**US Bonds**

- T(reasury) bills: maturity ≤ 1 year (zero coupon)
- T(reasury) notes: maturity 1~10 years
- T(reasury) bonds: maturity > 10 years

**Ex:**

Buy $1000 (i.e. $100 x 10) face value bond (maturity = 1/1/2023; annual coupon rate = 3.7%) on secondary market today (1/1/2020) at $107.94

Bond price = $107.94 x 10 = $1079.40

Coupon = 3.7% x 100 / 1 = $37

Returns: $37 (1/1/2021) + $37 (1/1/2022) + $1037 (1/1/2023)

### Yield and Price

Yield (y) = annual return

Aka risk-free rate

\[1079.40+\frac{37}{(1+IRR)^1}+\frac{37}{(1+IRR)^2}+\frac{1037}{(1+IRR)^3}=0\]

IRR = 1%

\[Bond,price=\frac{Coupon}{(1+y)^1}+\frac{Coupon}{(1+y)^2}+…+\frac{Coupon+Face,value}{(1+y)^T}\]

Yield is variable (depends on bond price); coupon is fixed (as per bond certificate)

Bond price up, yield down (and vice versa)

Higher coupon will have higher bond price for the same yield

Yield > coupon rate (over face value): trading at a premium; yield < coupon rate: trading at a discount (under face value)

### STRIPS

\[y_T=(\frac{100}{P})^\frac{1}{T}-1\]

Ex: Price = 94.38; Years to maturity = 5

\[y_T=(\frac{100}{94.38})^\frac{1}{5}-1=1.16%\]

### Yield Curve and Valuation

Maturity | 1 | 2 | 3 |
---|---|---|---|

Price ($) | 98.52 | 96.12 | 93.00 |

Yield | 1.50% | 2.00% | 2.45% |

Year | 1 | 2 | 3 |

Cash flow ($) | 4 | 4 | 104 |

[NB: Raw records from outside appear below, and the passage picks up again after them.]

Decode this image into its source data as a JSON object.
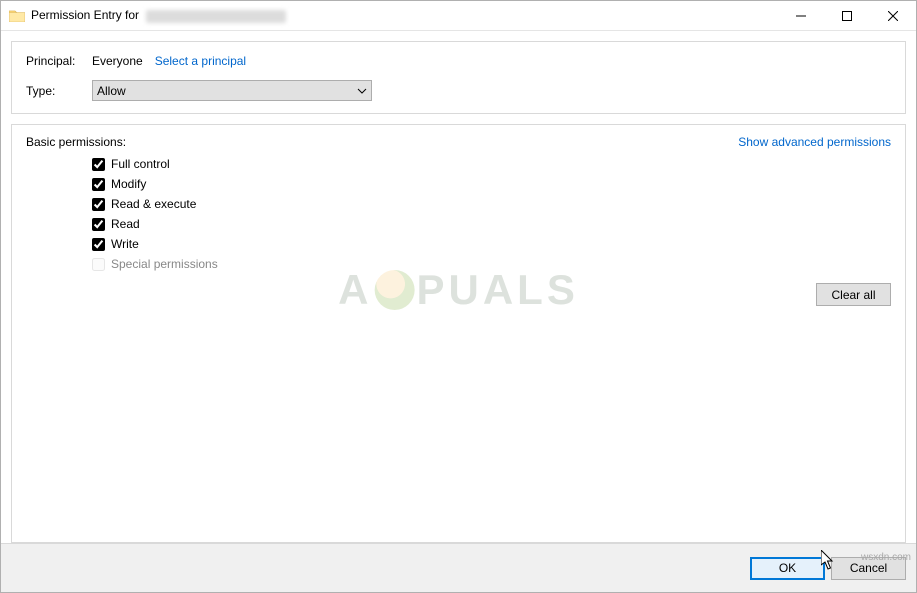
{
  "titlebar": {
    "title_prefix": "Permission Entry for"
  },
  "panel_principal": {
    "principal_label": "Principal:",
    "principal_value": "Everyone",
    "select_principal_link": "Select a principal",
    "type_label": "Type:",
    "type_value": "Allow"
  },
  "panel_permissions": {
    "section_label": "Basic permissions:",
    "advanced_link": "Show advanced permissions",
    "clear_all_label": "Clear all",
    "items": [
      {
        "label": "Full control",
        "checked": true,
        "enabled": true
      },
      {
        "label": "Modify",
        "checked": true,
        "enabled": true
      },
      {
        "label": "Read & execute",
        "checked": true,
        "enabled": true
      },
      {
        "label": "Read",
        "checked": true,
        "enabled": true
      },
      {
        "label": "Write",
        "checked": true,
        "enabled": true
      },
      {
        "label": "Special permissions",
        "checked": false,
        "enabled": false
      }
    ]
  },
  "buttons": {
    "ok": "OK",
    "cancel": "Cancel"
  },
  "watermark": {
    "text_left": "A",
    "text_right": "PUALS"
  },
  "site_tag": "wsxdn.com"
}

\[PV=\frac{4}{(1+0.015)^1}+\frac{4}{(1+0.02)^2}+\frac{104}{(1+0.025)^3}=104.51\]

Ex: The yield of 1yr, 2yr, 3yr STRIP are 1%, 2%, 3%. Calculate the price of the coupon bond with face value of 100, coupon rate of 5%, annual payments, and maturity of 3 years.

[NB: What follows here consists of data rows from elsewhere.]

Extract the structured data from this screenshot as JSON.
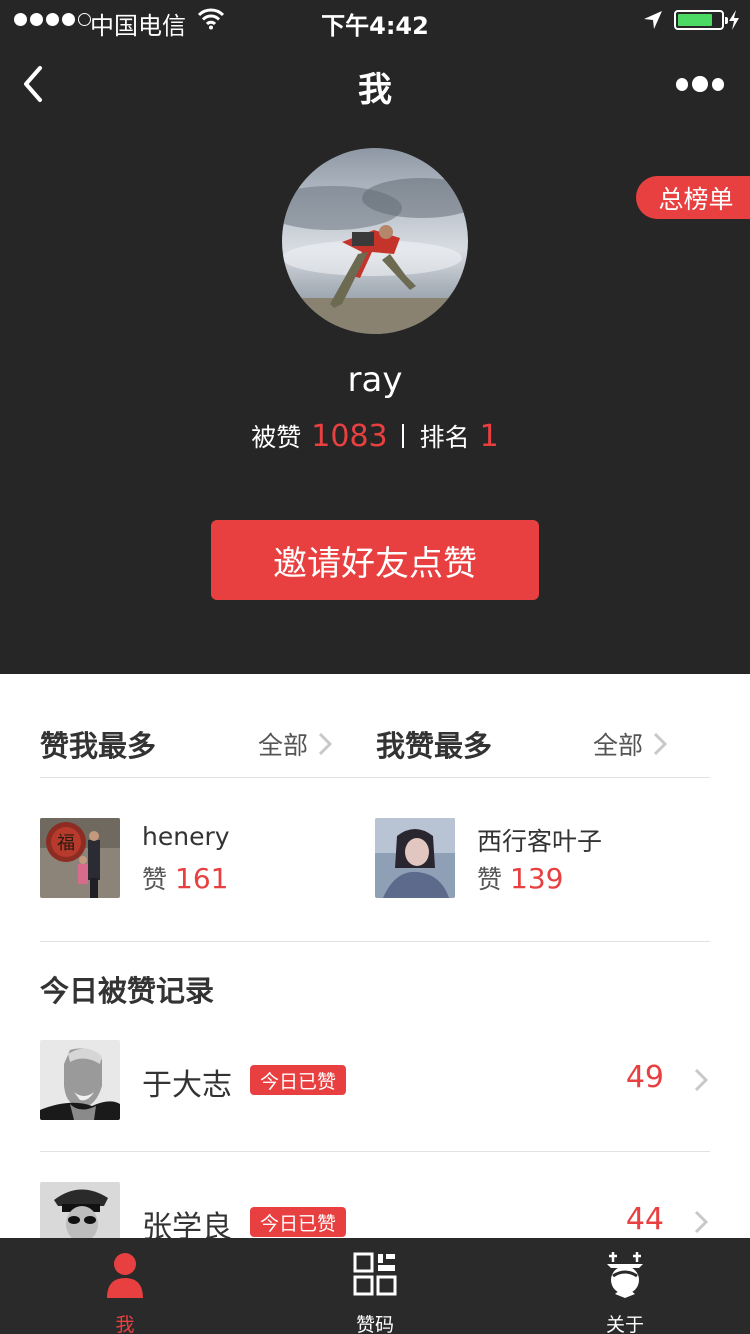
{
  "status_bar": {
    "carrier": "中国电信",
    "time": "下午4:42"
  },
  "nav": {
    "title": "我"
  },
  "rank_tag": "总榜单",
  "profile": {
    "username": "ray",
    "likes_label": "被赞",
    "likes_count": "1083",
    "rank_label": "排名",
    "rank_value": "1"
  },
  "invite_button": "邀请好友点赞",
  "most_liked_me": {
    "title": "赞我最多",
    "all_label": "全部",
    "user": {
      "name": "henery",
      "likes_label": "赞",
      "likes": "161"
    }
  },
  "i_liked_most": {
    "title": "我赞最多",
    "all_label": "全部",
    "user": {
      "name": "西行客叶子",
      "likes_label": "赞",
      "likes": "139"
    }
  },
  "today": {
    "title": "今日被赞记录",
    "records": [
      {
        "name": "于大志",
        "badge": "今日已赞",
        "count": "49"
      },
      {
        "name": "张学良",
        "badge": "今日已赞",
        "count": "44"
      }
    ]
  },
  "tabbar": {
    "tabs": [
      {
        "label": "我",
        "icon": "person-icon",
        "active": true
      },
      {
        "label": "赞码",
        "icon": "qr-code-icon",
        "active": false
      },
      {
        "label": "关于",
        "icon": "about-icon",
        "active": false
      }
    ]
  },
  "colors": {
    "accent": "#e84040",
    "header_bg": "#262626",
    "tabbar_bg": "#2a2a2a"
  }
}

\[Price=\frac{5}{(1+0.01)^1}+\frac{5}{(1+0.02)^2}+\frac{100+5}{(1+0.03)^3}=105.85\]

r = risk-free rate + risk premium

## Stocks

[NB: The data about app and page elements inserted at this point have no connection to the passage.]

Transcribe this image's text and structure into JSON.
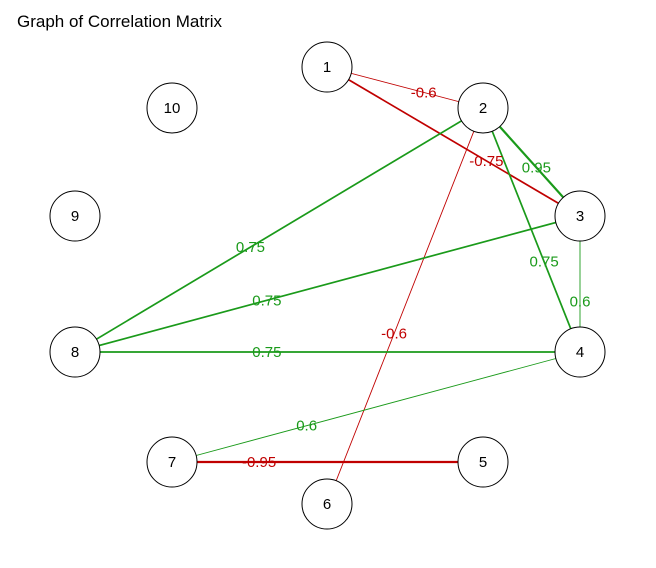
{
  "title": "Graph of Correlation Matrix",
  "colors": {
    "positive": "#1a9a1a",
    "negative": "#c00000",
    "node_fill": "#ffffff",
    "node_stroke": "#000000",
    "background": "#ffffff"
  },
  "nodes": [
    {
      "id": "1",
      "label": "1"
    },
    {
      "id": "2",
      "label": "2"
    },
    {
      "id": "3",
      "label": "3"
    },
    {
      "id": "4",
      "label": "4"
    },
    {
      "id": "5",
      "label": "5"
    },
    {
      "id": "6",
      "label": "6"
    },
    {
      "id": "7",
      "label": "7"
    },
    {
      "id": "8",
      "label": "8"
    },
    {
      "id": "9",
      "label": "9"
    },
    {
      "id": "10",
      "label": "10"
    }
  ],
  "edges": [
    {
      "source": "1",
      "target": "2",
      "weight": -0.6,
      "label": "-0.6"
    },
    {
      "source": "1",
      "target": "3",
      "weight": -0.75,
      "label": "-0.75"
    },
    {
      "source": "2",
      "target": "3",
      "weight": 0.95,
      "label": "0.95"
    },
    {
      "source": "2",
      "target": "4",
      "weight": 0.75,
      "label": "0.75"
    },
    {
      "source": "2",
      "target": "8",
      "weight": 0.75,
      "label": "0.75"
    },
    {
      "source": "2",
      "target": "6",
      "weight": -0.6,
      "label": "-0.6"
    },
    {
      "source": "3",
      "target": "4",
      "weight": 0.6,
      "label": "0.6"
    },
    {
      "source": "3",
      "target": "8",
      "weight": 0.75,
      "label": "0.75"
    },
    {
      "source": "4",
      "target": "8",
      "weight": 0.75,
      "label": "0.75"
    },
    {
      "source": "4",
      "target": "7",
      "weight": 0.6,
      "label": "0.6"
    },
    {
      "source": "7",
      "target": "5",
      "weight": -0.95,
      "label": "-0.95"
    }
  ]
}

### Stock Prices

Revenue/dividents/earnings per share

\[P_{year,0}=\frac{DIV_{year,1}+P_{year,1}}{1+r_E}\]

DIV should be easily obtainable based on previous dividends (i.e. previous year x growth)

r_E = opportunity cost of equity capital = cost of equity

\[P_0=\frac{DIV_1}{1+r_E}+\frac{DIV_2}{(1+r_E)^2}+…+\frac{DIV_T}{(1+r_E)^T}+\frac{P_T}{(1+r_E)^T}\]

Gordon (Constant Dividend) Growth Model

\[P_n=\frac{DIV_{n+1}}{r_E-g}\]

\[DIV_2=DIV_1(1+g)\]

Ex: Stock pays $5 dividend per share annual forever. 5% cost of equity. Price = 5/(0.05) = $100

Ex: Dividend of $2.80 last period, expected growth 3%. 6.5% CoE. Price today? \(\frac{2.8 \times 1.03}{0.063-0.03}=82.40\)

\[DIV_n=(1-b)EPS_n\]

Retention ratio = b = profits kept to reinvest

RIR = Reinvesment rate of return

\[g= b \times RIR\]

Q: Firm A pays out 20% of its earnings as dividends and Firm B pays out 30% of its earnings as dividends. Both firms have the same return on investment. Which firm has higher growth rate? → Firm A retains more for investment and therefore has a higher growth rate than Firm B

Company | A | B | C |
---|---|---|---|

EPS | 10 | 10 | 10 |

r_E | 10% | 10% | 10% |

b | 0 | 40% | 40% |

RIR | N/A | 10% | 15% |

DIV (calculated) | 10 | 6 | 6 |

g (calculated) | 0% | 4% | 6% |

P (calculated) | 100 | 100 | 150 |

If RIR < r_E, investing destroys value → better to pay higher dividends for shareholders to invest.

### Stock Returns

\[r=\frac{P_1+DIV_1-P_0}{P_0}\]

Company | A | B | C |
---|---|---|---|

P₀ (from above) | 100 | 100 | 150 |

r_E (provided) | 10% | 10% | 10% |

g (from above) | 0% | 4% | 6% |

DIV₁ (from above) | 10 | 6 | 6 |

DIV₂ (calculated) | 10 | 6.24 | 6.36 |

P₁ (calculated) | 100 | 104 | 105 |

r (calculated) | 10% | 10% | 10% |

Firm C has higher dividend in future but more expensive today → return is priced in (hence r = r_E)

When the price is determined by the PV formula, the IRR equals the cost of capital.